Work item
Filter this listing down to the lines that contain the word "JSON", and copy them.
++++++++
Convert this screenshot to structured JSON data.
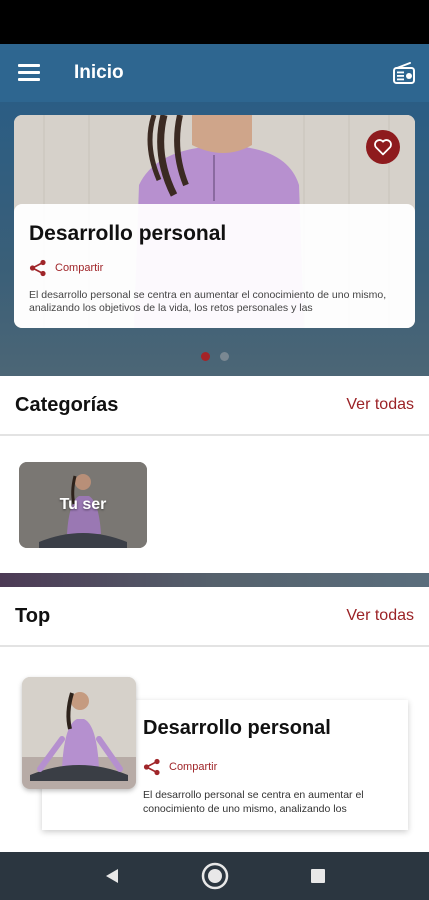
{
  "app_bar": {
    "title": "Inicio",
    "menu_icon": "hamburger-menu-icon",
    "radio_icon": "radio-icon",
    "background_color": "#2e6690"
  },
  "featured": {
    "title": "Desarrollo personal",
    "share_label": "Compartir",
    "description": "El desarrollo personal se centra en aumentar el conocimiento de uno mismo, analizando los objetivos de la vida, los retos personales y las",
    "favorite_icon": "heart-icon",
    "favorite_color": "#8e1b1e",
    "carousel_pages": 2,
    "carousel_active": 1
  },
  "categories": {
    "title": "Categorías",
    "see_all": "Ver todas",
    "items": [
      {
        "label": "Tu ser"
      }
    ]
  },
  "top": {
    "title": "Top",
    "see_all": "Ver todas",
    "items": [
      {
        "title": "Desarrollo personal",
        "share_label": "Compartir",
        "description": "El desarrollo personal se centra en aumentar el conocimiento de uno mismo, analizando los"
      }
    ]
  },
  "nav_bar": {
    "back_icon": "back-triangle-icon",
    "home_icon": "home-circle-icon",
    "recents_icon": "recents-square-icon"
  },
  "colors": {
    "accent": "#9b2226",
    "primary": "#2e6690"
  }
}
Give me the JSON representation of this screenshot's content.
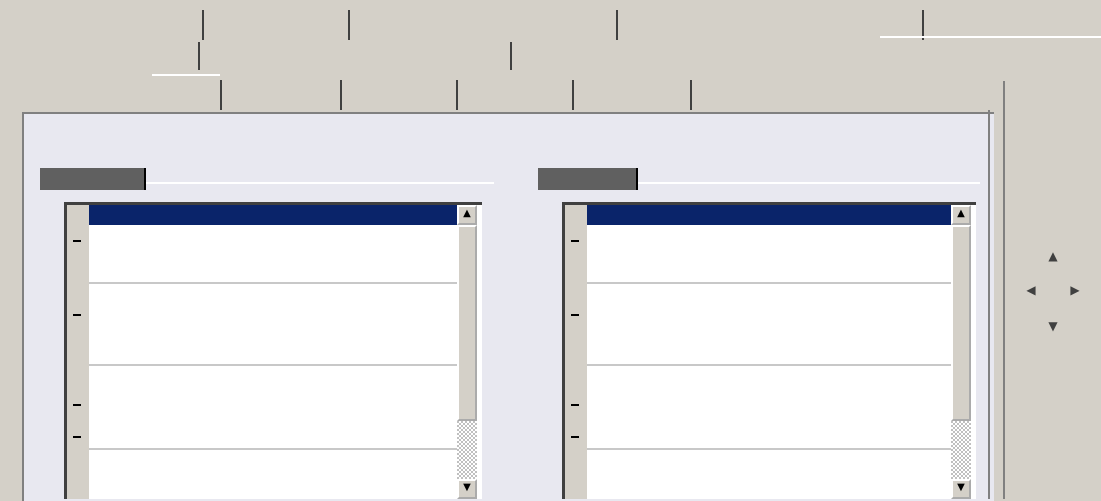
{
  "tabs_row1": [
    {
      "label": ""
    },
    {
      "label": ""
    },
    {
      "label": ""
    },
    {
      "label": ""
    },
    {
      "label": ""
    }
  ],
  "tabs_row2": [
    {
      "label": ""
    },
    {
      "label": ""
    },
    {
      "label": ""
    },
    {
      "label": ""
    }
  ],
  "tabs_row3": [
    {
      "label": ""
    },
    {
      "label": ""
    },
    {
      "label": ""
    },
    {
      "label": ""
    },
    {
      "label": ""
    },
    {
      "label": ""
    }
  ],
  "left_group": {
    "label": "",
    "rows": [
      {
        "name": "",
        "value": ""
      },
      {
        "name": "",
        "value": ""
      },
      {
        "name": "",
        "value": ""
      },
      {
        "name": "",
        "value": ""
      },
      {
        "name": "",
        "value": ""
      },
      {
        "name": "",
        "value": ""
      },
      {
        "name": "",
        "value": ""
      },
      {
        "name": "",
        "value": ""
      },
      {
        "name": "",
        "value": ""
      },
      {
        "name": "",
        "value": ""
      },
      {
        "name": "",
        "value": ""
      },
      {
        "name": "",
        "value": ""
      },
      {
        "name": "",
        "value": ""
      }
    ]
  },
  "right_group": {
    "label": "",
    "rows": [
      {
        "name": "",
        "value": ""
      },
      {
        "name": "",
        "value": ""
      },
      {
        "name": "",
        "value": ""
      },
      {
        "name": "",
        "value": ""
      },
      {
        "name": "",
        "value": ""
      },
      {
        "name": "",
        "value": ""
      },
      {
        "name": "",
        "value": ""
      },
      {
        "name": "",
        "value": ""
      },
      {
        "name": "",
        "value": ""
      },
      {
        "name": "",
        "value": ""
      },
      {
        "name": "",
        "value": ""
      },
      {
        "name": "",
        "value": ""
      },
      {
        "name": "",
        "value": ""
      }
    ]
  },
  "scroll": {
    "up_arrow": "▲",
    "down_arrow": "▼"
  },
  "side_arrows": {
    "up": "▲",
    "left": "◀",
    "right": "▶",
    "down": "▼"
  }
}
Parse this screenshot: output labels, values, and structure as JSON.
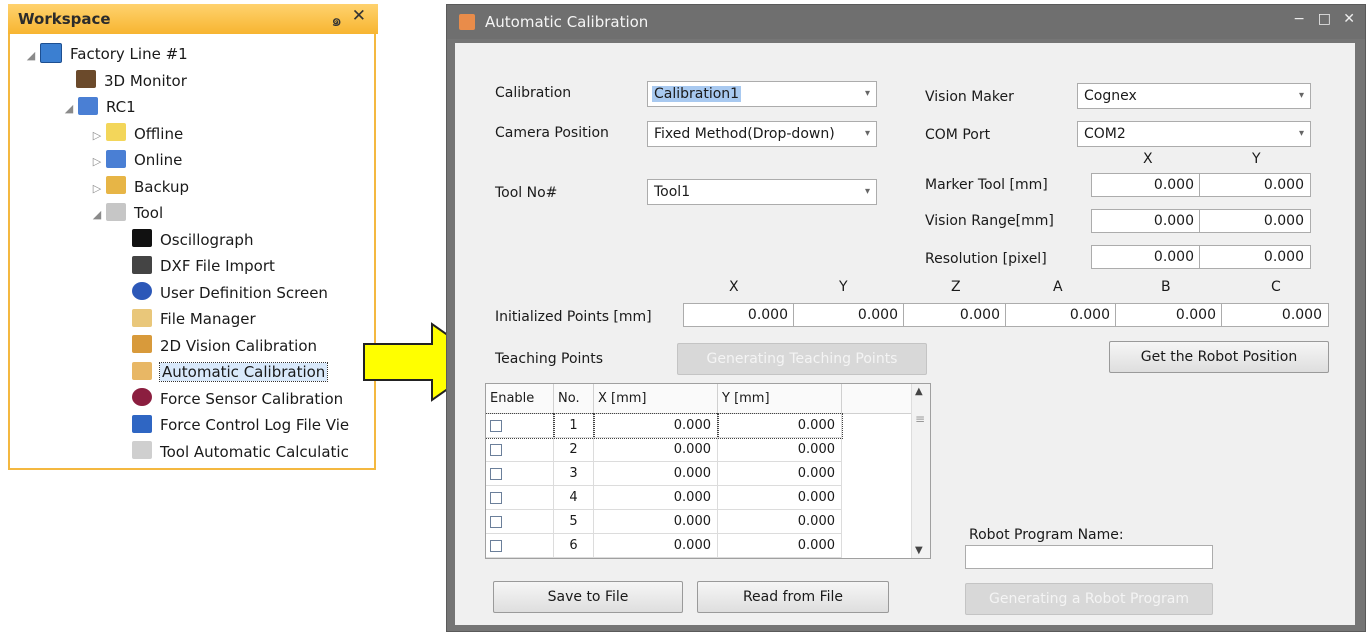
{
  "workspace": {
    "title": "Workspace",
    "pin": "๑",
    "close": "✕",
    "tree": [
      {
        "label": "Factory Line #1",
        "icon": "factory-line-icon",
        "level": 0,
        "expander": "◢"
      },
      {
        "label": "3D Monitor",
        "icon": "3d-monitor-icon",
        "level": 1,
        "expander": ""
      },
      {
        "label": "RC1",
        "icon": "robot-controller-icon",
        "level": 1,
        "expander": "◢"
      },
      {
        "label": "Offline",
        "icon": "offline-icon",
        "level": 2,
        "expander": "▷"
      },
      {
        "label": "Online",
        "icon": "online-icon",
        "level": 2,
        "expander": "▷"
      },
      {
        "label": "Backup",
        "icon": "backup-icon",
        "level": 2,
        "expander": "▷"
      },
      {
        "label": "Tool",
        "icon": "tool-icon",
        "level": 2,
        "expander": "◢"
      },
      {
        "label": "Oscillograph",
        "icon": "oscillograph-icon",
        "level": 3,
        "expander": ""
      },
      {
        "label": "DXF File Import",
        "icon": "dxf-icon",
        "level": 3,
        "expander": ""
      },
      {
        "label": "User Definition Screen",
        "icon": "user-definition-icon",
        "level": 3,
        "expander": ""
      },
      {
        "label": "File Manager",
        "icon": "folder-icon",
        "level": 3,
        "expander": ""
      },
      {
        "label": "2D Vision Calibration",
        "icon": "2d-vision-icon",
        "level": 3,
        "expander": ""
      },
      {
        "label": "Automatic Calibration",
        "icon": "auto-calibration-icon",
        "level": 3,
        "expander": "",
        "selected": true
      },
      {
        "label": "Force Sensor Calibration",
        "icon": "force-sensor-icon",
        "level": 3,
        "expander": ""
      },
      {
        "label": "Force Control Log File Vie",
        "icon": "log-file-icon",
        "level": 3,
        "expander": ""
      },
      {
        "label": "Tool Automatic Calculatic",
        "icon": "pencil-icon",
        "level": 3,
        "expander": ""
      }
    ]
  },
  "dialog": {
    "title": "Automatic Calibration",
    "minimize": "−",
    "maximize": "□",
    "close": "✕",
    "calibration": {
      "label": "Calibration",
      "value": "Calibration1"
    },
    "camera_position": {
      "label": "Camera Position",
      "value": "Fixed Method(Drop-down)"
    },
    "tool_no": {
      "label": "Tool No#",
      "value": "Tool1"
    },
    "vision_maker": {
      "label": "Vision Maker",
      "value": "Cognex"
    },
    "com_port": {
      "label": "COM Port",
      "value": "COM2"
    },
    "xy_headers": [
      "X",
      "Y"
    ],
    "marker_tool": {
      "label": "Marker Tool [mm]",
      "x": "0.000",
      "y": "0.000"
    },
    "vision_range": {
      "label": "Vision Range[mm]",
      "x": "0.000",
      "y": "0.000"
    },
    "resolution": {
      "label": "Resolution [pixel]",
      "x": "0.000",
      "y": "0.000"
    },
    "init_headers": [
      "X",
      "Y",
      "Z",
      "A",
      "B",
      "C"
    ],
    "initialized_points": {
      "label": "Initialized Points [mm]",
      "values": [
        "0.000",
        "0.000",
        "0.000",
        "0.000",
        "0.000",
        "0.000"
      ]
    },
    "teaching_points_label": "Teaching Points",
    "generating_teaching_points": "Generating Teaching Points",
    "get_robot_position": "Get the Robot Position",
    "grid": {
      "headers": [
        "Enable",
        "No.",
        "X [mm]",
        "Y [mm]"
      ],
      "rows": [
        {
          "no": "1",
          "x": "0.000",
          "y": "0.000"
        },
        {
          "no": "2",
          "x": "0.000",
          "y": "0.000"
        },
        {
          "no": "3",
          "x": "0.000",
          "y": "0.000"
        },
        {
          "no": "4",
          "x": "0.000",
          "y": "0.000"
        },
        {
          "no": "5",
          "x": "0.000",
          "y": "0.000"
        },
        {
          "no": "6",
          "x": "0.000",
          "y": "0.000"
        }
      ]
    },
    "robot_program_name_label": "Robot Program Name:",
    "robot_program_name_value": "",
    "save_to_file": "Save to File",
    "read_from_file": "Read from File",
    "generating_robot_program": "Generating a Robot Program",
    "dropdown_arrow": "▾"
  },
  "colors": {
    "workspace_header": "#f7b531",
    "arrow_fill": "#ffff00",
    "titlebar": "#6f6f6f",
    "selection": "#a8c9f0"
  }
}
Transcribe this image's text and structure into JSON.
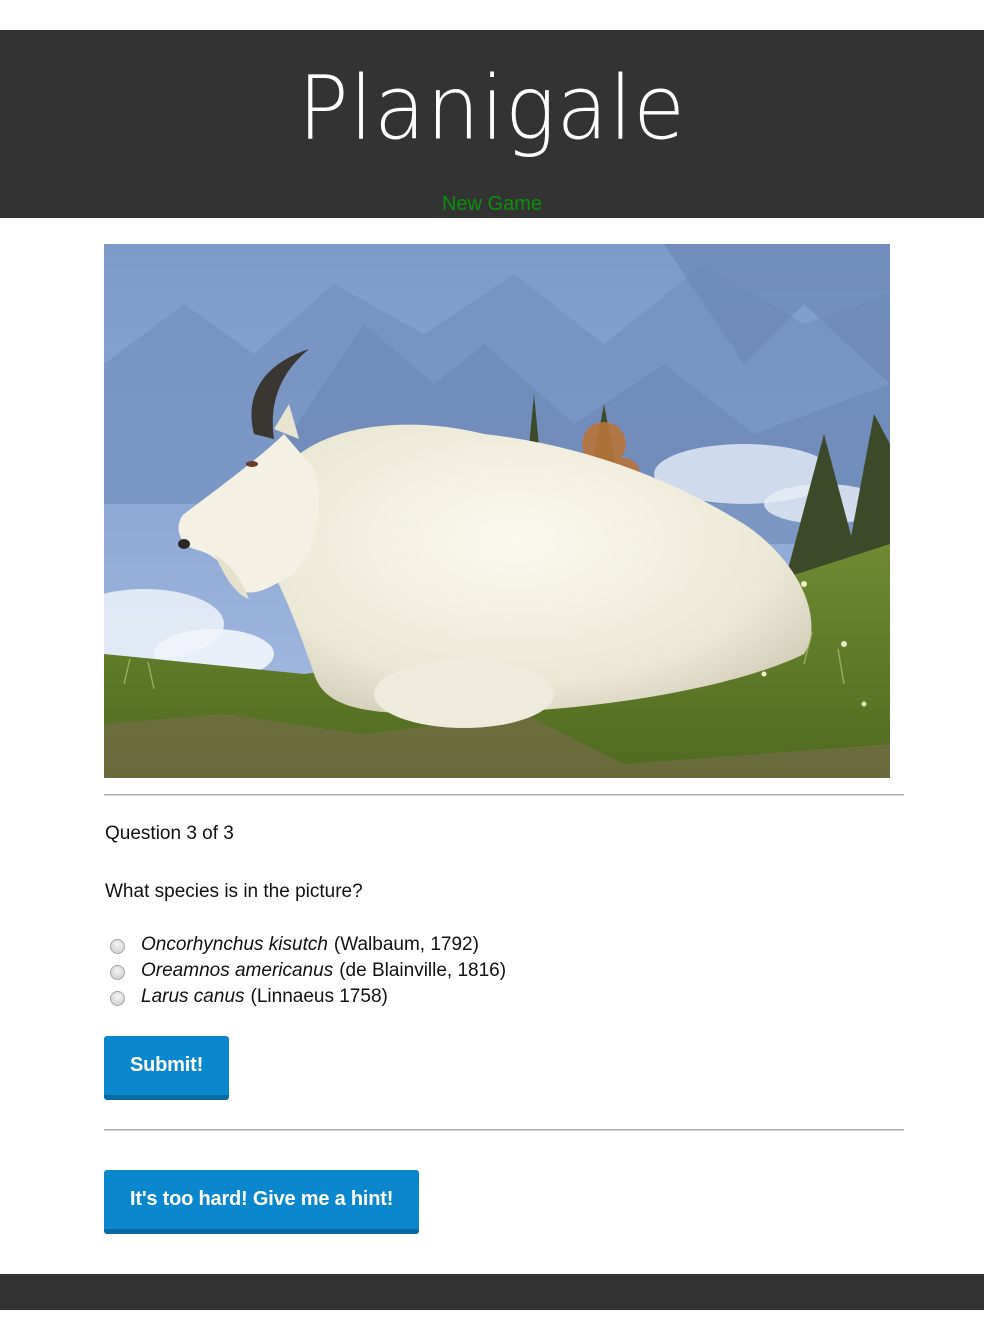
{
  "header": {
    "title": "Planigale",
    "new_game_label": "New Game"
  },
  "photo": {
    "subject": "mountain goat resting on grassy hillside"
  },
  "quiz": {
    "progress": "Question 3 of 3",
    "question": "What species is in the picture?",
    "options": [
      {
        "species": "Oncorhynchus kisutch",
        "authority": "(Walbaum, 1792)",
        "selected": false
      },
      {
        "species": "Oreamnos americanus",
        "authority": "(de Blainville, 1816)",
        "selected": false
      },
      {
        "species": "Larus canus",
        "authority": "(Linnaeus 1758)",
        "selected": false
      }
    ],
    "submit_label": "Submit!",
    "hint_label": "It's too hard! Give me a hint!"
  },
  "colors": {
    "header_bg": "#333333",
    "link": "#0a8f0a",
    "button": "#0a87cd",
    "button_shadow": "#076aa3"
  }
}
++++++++
Answer for this exercise
Convert this screenshot to structured JSON data.
Give me the JSON representation of this screenshot's content.
Parse this screenshot: output labels, values, and structure as JSON.
Transcribe this image's text and structure into JSON.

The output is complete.